I got my first tree when I was a sophomore in college. My college boyfriend had a family tradition of drinking a lot during tree decorating. I don't think those were my tree's finest years, but as soon as I graduated from college (and that boyfriend, bless his heart) I started getting really serious about my tree. Then I got married. Have mercy, I became yoked to a colored light tree man. I can't recall if we alternated by year or something for a while . . . then I got my own tree. For a while I experimented with a prelit tree. These are fine as long as they light. When they start to go, it just breaks your heart (and really the environment because you're buying a new tree).

My tree is as tall as my ceiling will allow. (Don't think I didn't consider that when house hunting, but cathedral ceilings are hard to come by in my price range.) It displays my collection of antique ornaments, Bavarian glass, trinkets from travels, an assortment of birds, little ballerinas pirouetting down the branches -- all precious, all delicate.

And then there was Baby D. The climber. The destruct-o boy.

My beautiful tree lies in the garage this year. My ornaments are still safely packed away. A 3.5 foot prelit pine graces a table in the living room high, high above curious little fingers. Colin decorated this tree with his collection of ornaments from Sarah and Brennan. There's representative ornaments from things that are important to us.

There will be another year for my tree, but this year, it's a tree for Baby D.

Monday, December 3, 2007

Pass the saltines
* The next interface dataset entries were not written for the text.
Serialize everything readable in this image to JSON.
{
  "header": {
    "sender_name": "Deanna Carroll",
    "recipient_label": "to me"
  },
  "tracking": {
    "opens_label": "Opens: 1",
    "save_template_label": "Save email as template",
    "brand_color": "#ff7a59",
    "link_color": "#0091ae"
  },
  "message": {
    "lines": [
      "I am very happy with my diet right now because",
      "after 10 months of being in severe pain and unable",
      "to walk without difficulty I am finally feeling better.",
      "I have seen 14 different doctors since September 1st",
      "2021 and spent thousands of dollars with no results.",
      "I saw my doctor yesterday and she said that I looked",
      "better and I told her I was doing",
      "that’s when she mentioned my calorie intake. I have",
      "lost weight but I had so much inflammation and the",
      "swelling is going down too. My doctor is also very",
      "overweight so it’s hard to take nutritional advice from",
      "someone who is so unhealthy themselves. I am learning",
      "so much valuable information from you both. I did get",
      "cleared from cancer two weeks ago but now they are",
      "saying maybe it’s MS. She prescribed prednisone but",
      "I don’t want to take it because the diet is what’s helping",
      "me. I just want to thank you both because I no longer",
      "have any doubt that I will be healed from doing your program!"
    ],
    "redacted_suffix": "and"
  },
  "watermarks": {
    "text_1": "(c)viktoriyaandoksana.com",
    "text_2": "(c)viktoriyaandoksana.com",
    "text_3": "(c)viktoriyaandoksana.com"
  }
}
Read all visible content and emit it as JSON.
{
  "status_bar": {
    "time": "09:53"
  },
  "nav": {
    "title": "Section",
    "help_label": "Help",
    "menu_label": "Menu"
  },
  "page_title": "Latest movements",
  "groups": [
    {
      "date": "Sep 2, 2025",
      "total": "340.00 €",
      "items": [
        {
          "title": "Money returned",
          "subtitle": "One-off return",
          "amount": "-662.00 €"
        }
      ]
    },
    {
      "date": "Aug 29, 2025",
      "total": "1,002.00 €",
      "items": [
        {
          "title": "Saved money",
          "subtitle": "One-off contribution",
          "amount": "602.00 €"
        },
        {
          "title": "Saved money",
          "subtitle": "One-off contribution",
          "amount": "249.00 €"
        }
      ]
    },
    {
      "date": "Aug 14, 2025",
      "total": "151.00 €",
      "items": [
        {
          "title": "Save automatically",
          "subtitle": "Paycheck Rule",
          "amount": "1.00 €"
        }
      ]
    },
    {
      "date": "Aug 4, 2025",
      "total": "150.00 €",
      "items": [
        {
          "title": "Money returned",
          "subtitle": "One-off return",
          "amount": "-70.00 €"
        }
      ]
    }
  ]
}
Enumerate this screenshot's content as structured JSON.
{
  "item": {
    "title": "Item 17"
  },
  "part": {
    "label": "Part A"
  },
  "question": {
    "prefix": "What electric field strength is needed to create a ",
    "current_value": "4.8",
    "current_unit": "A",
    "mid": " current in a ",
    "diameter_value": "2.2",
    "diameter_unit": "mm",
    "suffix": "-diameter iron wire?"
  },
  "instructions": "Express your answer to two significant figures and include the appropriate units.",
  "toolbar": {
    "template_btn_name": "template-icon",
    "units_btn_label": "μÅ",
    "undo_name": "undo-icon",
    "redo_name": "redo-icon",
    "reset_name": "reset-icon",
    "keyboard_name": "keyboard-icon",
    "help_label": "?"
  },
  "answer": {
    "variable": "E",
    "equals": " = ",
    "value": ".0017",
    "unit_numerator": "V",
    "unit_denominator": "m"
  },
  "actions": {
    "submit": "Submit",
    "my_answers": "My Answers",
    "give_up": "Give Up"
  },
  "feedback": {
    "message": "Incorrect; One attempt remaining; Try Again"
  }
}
We have all been dreadfully, horribly sick. I mean nasty stomach virus sick. All of us. All at once. I was, of course, most concerned about Baby D but he was smart enough to just throw up once and then he was trundled off to Grandma's where he made a full recovery and produced a tooth. Brent, Colin and I sat in turns outside the bathroom doors and waited to die. We didn't. I have the unfortunate habit of breaking out in hives whenever I have a fever so that was an added bonus to the event. It's two days later and we are still sort of sitting around nibbling on toast discussing flower arrangements for the funerals. What was all this about? I gave birth this year! Shouldn't I be let off the hook for all ailment for at least 12 months?